SockDetour Backup Backdoor Targets US Defense ContractorsReport: Silent, Fileless, Socketless Backdoor Difficult to Detect
An advanced persistent threat campaign named TiltedTemple is now using a sophisticated tool called SockDetour to maintain persistence and target U.S. defense contractors, according to researchers at Palo Alto's Unit 42.
Unit 42 researchers first identified TiltedTemple in connection with its use of the Zoho ManageEngine ADSelfService Plus vulnerability tracked as CVE-2021-40539 and ServiceDesk Plus vulnerability tracked as CVE-2021-44077.
The researchers say the threat actors are using a variety of techniques to gain access to and persistence in compromised systems and have successfully compromised more than a dozen organizations across the technology, energy, healthcare, education, finance and defense industries.
"We believe the threat actor behind SockDetour has been focused on targeting U.S.-based defense contractors using the tools. Unit 42 has evidence of at least four defense contractors being targeted by this campaign, with a compromise of at least one contractor. We also believe that SockDetour has been in the wild since at least July 2019," the researchers say.
They could not identify any additional SockDetour samples on public repositories and say they assume that the backdoor successfully stayed under the radar for a long time.
The researchers say SockDetour is designed to remain stealthily on compromised Windows servers so that it can serve as a backup backdoor in case the primary one fails.
"It is difficult to detect since it operates filelessly and socketlessly on compromised Windows servers," the researchers say. "One of the command-and-control infrastructures that the threat actor used for malware distribution for the TiltedTemple campaign hosted SockDetour along with other miscellaneous tools such as a memory dumping tool and several webshells."
The TitledTemple campaign was initially identified as starting in August 2021. The researchers discovered evidence that SockDetour was being delivered from an external FTP server to a U.S.-based defense contractor’s internet-facing Windows server on July 27, 2021.
The FTP server that hosted SockDetour was a compromised Quality Network Appliance Provider small office and home office network-attached storage server, the researchers say.
"The NAS server is known to have multiple vulnerabilities, including a remote code execution vulnerability, CVE-2021-28799. This vulnerability was leveraged by various ransomware families in massive infection campaigns in April 2021. We believe the threat actor behind SockDetour likely also leveraged these vulnerabilities to compromise the NAS server. In fact, the NAS server was already infected with QLocker from previous ransomware campaigns."
The backdoor SockDetour is compiled in 64-bit PE file format that works on Windows operating systems that are running services with listening TCP ports.
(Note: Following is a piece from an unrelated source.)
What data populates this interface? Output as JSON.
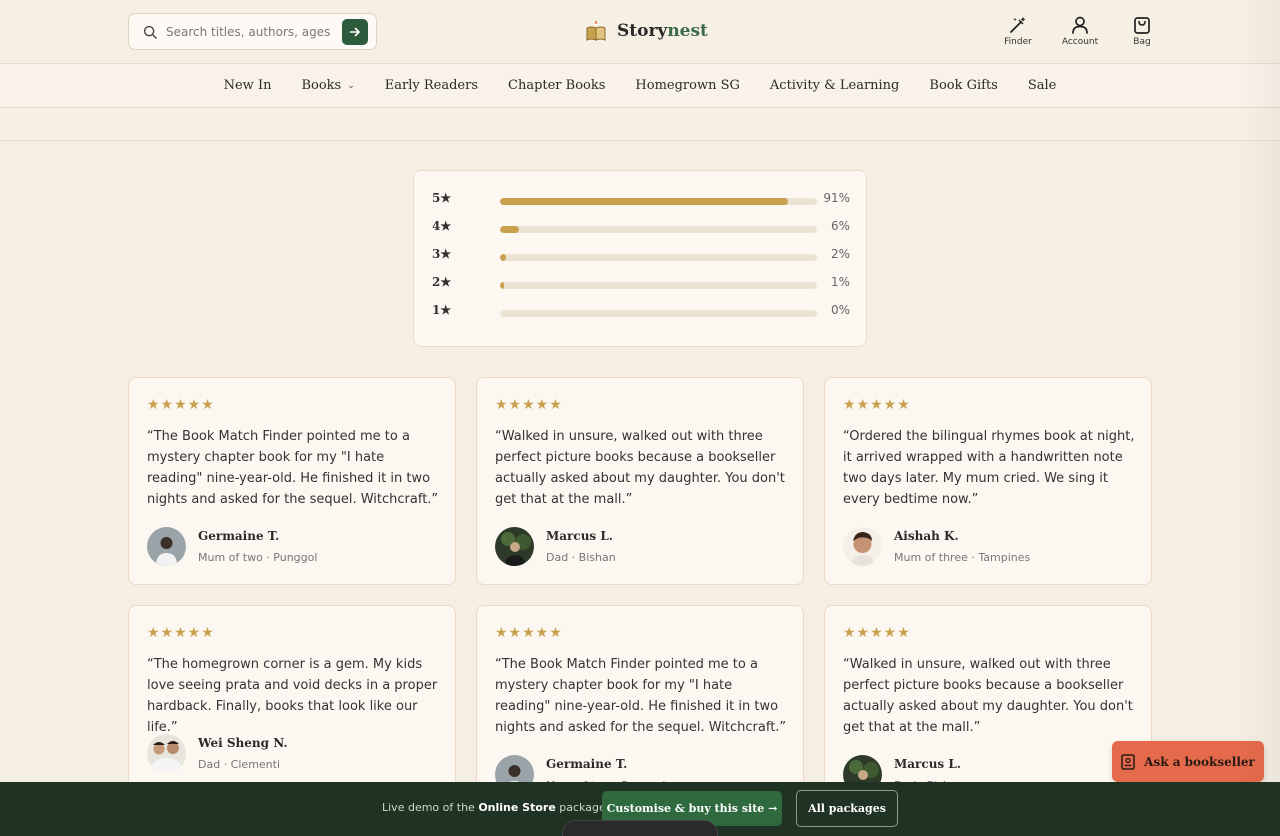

Researchers say that the backdoor is capable of hijacking network connections made to the preexisting network socket and establishes an encrypted C2 channel with the remote threat actor via the socket.
"Thus, SockDetour requires neither opening a listening port from which to receive a connection nor calling out to an external network to establish a remote C2 channel. This makes the backdoor more difficult to detect from both host and network level," the researchers say.
To hijack an existing process’s socket, SockDetour needs to be injected into the process's memory, for which the threat actor converts SockDetour into a shellcode using an open-source shellcode generator called Donut framework. Then it uses the PowerSploit memory injector to inject the shellcode into target processes. Researchers found samples containing hard-coded target processes' IDs, which meant the threat actor manually chose the injection target processes from compromised servers.
"After SockDetour is injected into the target process, the backdoor leverages the Microsoft Detours library package, which is designed for the monitoring and instrumentation of API calls on Windows to hijack a network socket. Using the DetourAttach() function, it attaches a hook to the Winsock accept() function. With the hook in place, when new connections are made to the service port and the Winsock accept() API function is invoked, the call to the accept() function is re-routed to the malicious detour function defined in SockDetour," the researchers say.
But, they say, other non-C2 traffic is returned to the original service process to ensure the targeted service operates normally without interference. This whole process enables SockDetour to operate filelessly and socketlessly in compromised Windows servers and serves as a backup backdoor in case the primary backdoor is detected.
The backup backdoor, SockDetour serves one feature of loading a plug-in DLL.
"After the session key sharing, SockDetour receives four bytes of data from the client, which indicates the length of data SockDetour will receive for the final payload delivery stage. The size is expected to be smaller or equal to five MB. The final payload data received is encrypted using the shared session key. After decryption, the received data is expected to be in JSON format with two objects app and args. The app contains a base 64-encoded DLL, and args contains an argument to be passed to the DLL. SockDetour loads this plug-in DLL in newly allocated memory space, then calls an export function with the name ThreadProc with a function argument in the following JSON structure," the researchers say.